Between Brattleboro and Putney, the School for International Training (SIT) campus sits on a beautiful hill, just minutes from the Scott Farm (where Cider House Ruleswas filmed) and the historic Naulakha, the home that Rudyard Kipling build and where he wrote The Jungle Book and created “snow golf.”
There are several ways to drive from Brattleboro to Putney, a mere 10 miles. The drive on Interstate 91 takes about 12 minutes. Or you can take route 5, a few minutes longer, and drive past the fields and woods of Dummerston or take the back roads of Dummerston along the West River (route 30), crossing into Putney over the historic West Dummerston Covered Bridge.

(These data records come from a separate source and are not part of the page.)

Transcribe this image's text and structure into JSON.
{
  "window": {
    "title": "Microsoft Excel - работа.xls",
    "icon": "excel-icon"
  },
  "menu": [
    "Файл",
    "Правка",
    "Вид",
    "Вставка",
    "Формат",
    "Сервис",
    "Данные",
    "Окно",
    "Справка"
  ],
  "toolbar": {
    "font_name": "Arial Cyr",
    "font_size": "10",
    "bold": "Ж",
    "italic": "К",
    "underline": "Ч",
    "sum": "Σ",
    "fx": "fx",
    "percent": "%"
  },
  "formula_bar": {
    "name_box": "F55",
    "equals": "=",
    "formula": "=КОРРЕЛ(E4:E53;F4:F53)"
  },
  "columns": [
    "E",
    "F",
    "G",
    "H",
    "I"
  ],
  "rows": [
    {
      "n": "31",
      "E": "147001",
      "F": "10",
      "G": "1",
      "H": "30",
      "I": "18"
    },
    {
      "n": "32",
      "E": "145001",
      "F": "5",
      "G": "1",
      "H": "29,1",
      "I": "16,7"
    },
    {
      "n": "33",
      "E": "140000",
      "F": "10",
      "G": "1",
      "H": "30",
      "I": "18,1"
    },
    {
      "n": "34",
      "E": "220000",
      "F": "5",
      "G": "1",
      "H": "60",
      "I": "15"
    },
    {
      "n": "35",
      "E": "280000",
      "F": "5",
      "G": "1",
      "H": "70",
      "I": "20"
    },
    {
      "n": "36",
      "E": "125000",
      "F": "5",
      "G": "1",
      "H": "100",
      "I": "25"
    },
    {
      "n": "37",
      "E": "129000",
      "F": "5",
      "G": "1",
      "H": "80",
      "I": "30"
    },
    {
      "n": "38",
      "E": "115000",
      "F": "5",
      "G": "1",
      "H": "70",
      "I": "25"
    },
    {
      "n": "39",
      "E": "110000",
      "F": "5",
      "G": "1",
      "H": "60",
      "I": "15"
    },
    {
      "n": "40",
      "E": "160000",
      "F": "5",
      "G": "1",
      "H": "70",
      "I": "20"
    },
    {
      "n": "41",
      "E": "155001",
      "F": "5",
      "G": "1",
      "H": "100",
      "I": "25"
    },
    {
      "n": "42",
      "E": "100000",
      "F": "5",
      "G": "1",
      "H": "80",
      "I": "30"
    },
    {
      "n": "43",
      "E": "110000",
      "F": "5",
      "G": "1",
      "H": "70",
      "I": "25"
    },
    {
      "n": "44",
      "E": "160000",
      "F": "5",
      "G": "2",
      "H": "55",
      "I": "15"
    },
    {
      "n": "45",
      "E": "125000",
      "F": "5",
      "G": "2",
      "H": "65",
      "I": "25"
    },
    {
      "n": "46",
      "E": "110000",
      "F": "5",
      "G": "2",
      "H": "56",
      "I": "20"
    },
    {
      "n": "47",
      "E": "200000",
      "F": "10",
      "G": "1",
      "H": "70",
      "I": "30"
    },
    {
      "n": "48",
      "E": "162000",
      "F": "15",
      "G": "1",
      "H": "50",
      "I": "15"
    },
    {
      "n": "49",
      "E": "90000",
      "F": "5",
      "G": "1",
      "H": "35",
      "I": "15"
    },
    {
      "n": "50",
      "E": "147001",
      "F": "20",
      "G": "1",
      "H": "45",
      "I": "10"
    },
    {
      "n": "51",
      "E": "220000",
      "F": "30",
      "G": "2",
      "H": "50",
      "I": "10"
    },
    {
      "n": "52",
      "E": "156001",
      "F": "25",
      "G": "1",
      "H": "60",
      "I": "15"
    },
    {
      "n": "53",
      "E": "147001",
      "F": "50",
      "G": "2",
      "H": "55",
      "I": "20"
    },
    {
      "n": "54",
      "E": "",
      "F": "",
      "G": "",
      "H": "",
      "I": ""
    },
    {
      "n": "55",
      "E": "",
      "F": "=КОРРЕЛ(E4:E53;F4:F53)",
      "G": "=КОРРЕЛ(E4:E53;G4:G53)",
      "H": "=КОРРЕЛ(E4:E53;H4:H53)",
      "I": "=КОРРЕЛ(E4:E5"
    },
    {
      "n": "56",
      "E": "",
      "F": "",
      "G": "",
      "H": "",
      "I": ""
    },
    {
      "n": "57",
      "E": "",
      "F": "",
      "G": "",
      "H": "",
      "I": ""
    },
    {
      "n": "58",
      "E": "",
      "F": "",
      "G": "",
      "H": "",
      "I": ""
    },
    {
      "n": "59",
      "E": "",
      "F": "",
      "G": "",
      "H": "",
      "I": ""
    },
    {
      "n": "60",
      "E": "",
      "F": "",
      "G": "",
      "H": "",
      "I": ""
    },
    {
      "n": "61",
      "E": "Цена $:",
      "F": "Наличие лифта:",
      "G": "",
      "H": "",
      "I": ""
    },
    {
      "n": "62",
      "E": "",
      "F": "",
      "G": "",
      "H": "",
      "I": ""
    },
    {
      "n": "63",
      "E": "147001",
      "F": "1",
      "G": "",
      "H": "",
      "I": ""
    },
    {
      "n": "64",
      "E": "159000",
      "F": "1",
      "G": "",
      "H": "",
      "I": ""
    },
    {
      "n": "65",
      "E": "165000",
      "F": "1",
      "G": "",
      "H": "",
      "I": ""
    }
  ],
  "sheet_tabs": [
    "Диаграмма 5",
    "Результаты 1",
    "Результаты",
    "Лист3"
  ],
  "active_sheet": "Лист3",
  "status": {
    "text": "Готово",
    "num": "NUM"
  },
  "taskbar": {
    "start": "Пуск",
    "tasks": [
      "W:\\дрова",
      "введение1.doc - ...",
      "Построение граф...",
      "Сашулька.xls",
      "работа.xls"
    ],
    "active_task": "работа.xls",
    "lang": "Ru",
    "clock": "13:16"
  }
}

Putney itself is the home of Sandglass Theater and our neighbor, the beautifully restored Next Stage Arts Project in the former historic United Church, a festival performance venue and art gallery. Putney (pop.2,702) offers a range of eateries, including the General Store (the first general store in Vermont, established in 1796). Basketville, just around the corner, sells Vermont Lifestyle products and baskets from around the world, and hosts the Putney Mountain Winery’s delicious products. And there are a number of nice walks around Putney, including one that passes the wetlands of Sand Hill and it’s beaver pond! Putney is also home to many crafts people: potters, woodworkers, weavers, glassblowers, and more. Putney established the first open studio tour in the country. And if you come in September, it will be apple season, and Putney’s Green Mountain Orchard has exceptional pies and apple cider donuts.

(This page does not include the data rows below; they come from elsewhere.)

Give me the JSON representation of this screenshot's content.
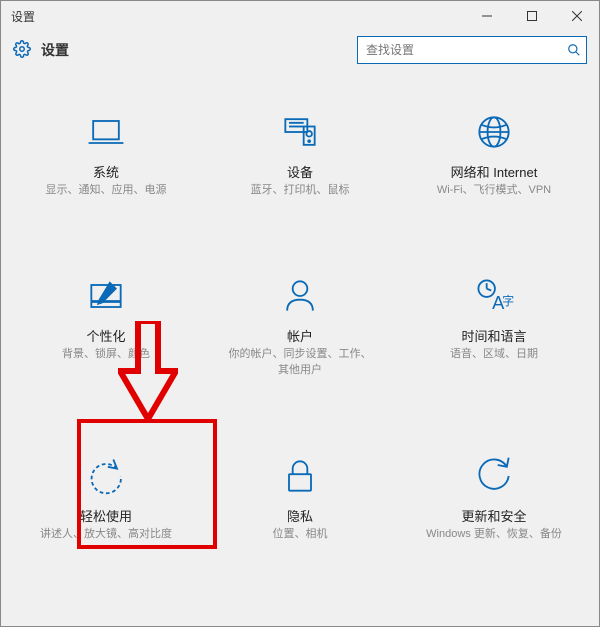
{
  "window": {
    "title": "设置"
  },
  "header": {
    "title": "设置"
  },
  "search": {
    "placeholder": "查找设置"
  },
  "tiles": [
    {
      "title": "系统",
      "desc": "显示、通知、应用、电源"
    },
    {
      "title": "设备",
      "desc": "蓝牙、打印机、鼠标"
    },
    {
      "title": "网络和 Internet",
      "desc": "Wi-Fi、飞行模式、VPN"
    },
    {
      "title": "个性化",
      "desc": "背景、锁屏、颜色"
    },
    {
      "title": "帐户",
      "desc": "你的帐户、同步设置、工作、其他用户"
    },
    {
      "title": "时间和语言",
      "desc": "语音、区域、日期"
    },
    {
      "title": "轻松使用",
      "desc": "讲述人、放大镜、高对比度"
    },
    {
      "title": "隐私",
      "desc": "位置、相机"
    },
    {
      "title": "更新和安全",
      "desc": "Windows 更新、恢复、备份"
    }
  ]
}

Please come and join us in Southern Vermont for our 2018 Puppets in the Green Mountains/P of A Regional Homecoming combined festival. We would love to Open the Doors to you.
We hope to see you here.
Eric, Shoshana, Kirk (The PGM Producers)